What comes to mind when you think of Easter? Do you envision chocolate candies, pastel dresses, colored eggs, and fuzzy chicks and bunnies? Almost anyone would, whether they celebrate or not.
Every year during Easter time, people purchase bunnies, chicks, and ducklings as pets. They’re tiny, soft, and sweet. But many of these babies suffer as a reward for their cuteness and as the price of growing up.
What happens when Easter passes and the animals grow up?
- They remain loved members of families. These are the lucky few.
- Their new humans abandon them, leaving them to fend for themselves in the wild, which usually means death.
- Their humans relinquish them to shelters. This is better than certain death but still carries a higher possibility of death than if kept and cared for.
- They’re left caged or otherwise neglected without much care or attention. This results in a sad life, at the very least, with a decent probability of sickness and/or behavioral problems.
Too often, people don’t realize how much and what type of care and space these babes need.
Rabbits live 10 years or more. It’s as long a commitment as caring for a dog or cat is.
They’re not like other pets in that you can pick them up and snuggle with them. Because they’re prey animals, they frighten easily. They may kick and scratch when trying to wrestle free from a hold. Some who purchase bunnies for their children see this as bad behavior instead of normal behavior, and the animal suffers.
Rabbits need space. They shouldn’t be cramped inside little cages and neglected. They need space for a litter box, water, food, bedding, toys, and exercise. They need to walk and jump around. They need protection from the weather, predators, and parasites. They also need loving attention from humans. Boredom and confinement = depression, illness, behavioral problems, and early death. Think of living all your life alone in a small bathroom.
Another factor many don’t consider about rabbits veterinarian care. Rabbits need it, the same as cats and dogs. It costs money and time.
Chickens and ducks aren’t much different. They need space, shelter, consistent care, clean water, particular food, attention, and protection from weather and predators. They also make noise, which could annoy your neighbors.
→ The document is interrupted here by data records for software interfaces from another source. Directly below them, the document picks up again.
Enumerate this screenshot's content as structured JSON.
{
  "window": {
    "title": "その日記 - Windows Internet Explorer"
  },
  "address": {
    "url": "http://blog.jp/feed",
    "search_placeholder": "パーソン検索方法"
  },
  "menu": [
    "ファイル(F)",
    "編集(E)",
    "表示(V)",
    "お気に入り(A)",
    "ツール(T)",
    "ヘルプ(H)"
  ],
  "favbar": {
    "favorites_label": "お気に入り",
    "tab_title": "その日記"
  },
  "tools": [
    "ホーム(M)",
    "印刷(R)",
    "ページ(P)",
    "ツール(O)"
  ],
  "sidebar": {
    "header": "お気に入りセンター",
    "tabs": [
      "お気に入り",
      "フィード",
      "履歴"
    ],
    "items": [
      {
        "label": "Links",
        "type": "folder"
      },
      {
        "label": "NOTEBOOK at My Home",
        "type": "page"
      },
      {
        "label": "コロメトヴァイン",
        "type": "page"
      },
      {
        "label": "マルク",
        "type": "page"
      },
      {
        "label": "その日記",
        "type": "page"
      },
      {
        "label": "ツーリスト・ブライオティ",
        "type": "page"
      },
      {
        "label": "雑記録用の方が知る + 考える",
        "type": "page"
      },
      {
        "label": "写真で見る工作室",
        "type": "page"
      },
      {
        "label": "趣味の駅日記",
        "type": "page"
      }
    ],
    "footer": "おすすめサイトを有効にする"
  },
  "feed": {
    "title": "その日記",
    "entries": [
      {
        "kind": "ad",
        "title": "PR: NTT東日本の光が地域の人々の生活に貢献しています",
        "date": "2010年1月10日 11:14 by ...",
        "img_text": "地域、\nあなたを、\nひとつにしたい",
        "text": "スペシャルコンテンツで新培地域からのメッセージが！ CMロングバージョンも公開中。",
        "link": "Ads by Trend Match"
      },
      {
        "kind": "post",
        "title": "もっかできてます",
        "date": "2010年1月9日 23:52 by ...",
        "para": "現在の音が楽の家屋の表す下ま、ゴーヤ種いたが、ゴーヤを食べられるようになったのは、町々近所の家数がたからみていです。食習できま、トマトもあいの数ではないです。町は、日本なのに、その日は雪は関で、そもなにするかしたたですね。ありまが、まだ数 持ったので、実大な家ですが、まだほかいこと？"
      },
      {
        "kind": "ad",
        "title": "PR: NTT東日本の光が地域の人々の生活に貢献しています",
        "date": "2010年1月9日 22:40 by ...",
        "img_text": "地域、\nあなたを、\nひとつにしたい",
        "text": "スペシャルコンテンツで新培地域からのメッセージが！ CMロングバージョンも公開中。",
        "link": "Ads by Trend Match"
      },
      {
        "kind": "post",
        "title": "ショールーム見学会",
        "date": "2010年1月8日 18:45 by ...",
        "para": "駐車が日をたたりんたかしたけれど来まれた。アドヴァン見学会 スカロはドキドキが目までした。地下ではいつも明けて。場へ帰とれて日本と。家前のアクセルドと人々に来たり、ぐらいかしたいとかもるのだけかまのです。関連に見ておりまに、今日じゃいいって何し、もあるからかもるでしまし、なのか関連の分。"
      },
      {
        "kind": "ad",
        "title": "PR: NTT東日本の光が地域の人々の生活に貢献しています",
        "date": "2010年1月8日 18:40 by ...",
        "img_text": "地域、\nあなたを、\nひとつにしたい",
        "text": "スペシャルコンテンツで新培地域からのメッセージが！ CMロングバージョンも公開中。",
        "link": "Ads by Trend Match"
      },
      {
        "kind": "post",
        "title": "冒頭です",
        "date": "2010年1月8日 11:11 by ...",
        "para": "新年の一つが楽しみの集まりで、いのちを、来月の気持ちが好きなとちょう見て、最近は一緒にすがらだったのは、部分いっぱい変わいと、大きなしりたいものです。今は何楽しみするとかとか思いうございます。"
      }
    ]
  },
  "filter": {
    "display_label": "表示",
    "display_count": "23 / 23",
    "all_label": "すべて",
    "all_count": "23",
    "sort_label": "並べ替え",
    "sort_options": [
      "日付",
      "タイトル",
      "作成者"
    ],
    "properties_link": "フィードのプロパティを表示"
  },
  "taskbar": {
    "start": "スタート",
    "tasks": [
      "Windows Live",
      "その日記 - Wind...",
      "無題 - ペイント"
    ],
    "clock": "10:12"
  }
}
Unkempt living spaces create nasty smells and attract rodents and insects. Many cities have zoning laws that prohibit keeping chickens and ducks.
As if all that weren’t enough, there’s more. Sexing baby chicks is sometimes a crap-shoot. Often, the sweet baby hens people think they’ve purchased grow up to be noisy adult roosters. Roosters are often illegal to keep even in city zones that allow backyard hens.
Why, with all the available information about this, do people keep purchasing these poor babies?
There are two reasons: people believe they’ll be different or they don’t care. There’s probably a small percentage of people still unaware of the problem, but I’m sure it’s very small.
What can we do about it?
I imagine most people who know of this and still buy bunnies, chicks, and ducklings don’t think this will happen to them. If they were right, this wouldn’t be as much of a problem as it is.
If you are considering purchasing a live Easter animal, do a lot of research first. Know what you’re getting into and what you’re required to do to keep this animal safe and happy for the rest of its life. Have a strong commitment.
Keep spreading the word. If you know someone considering buying one of these babes, talk to them. Pass the story along. Share information. No matter how many times something is said, if the problem persists, it still needs saying.
Find alternatives. Buy chocolate or stuffed animals instead of live animals. If you’re still set on the living, adopt adult from a local shelter. There are plenty of homeless pets including rabbits and chickens waiting for homes.
If you remember nothing else, remember this: animals are not in this world to be our playthings that we can buy, love for a time, and then discard when we’re no longer amused.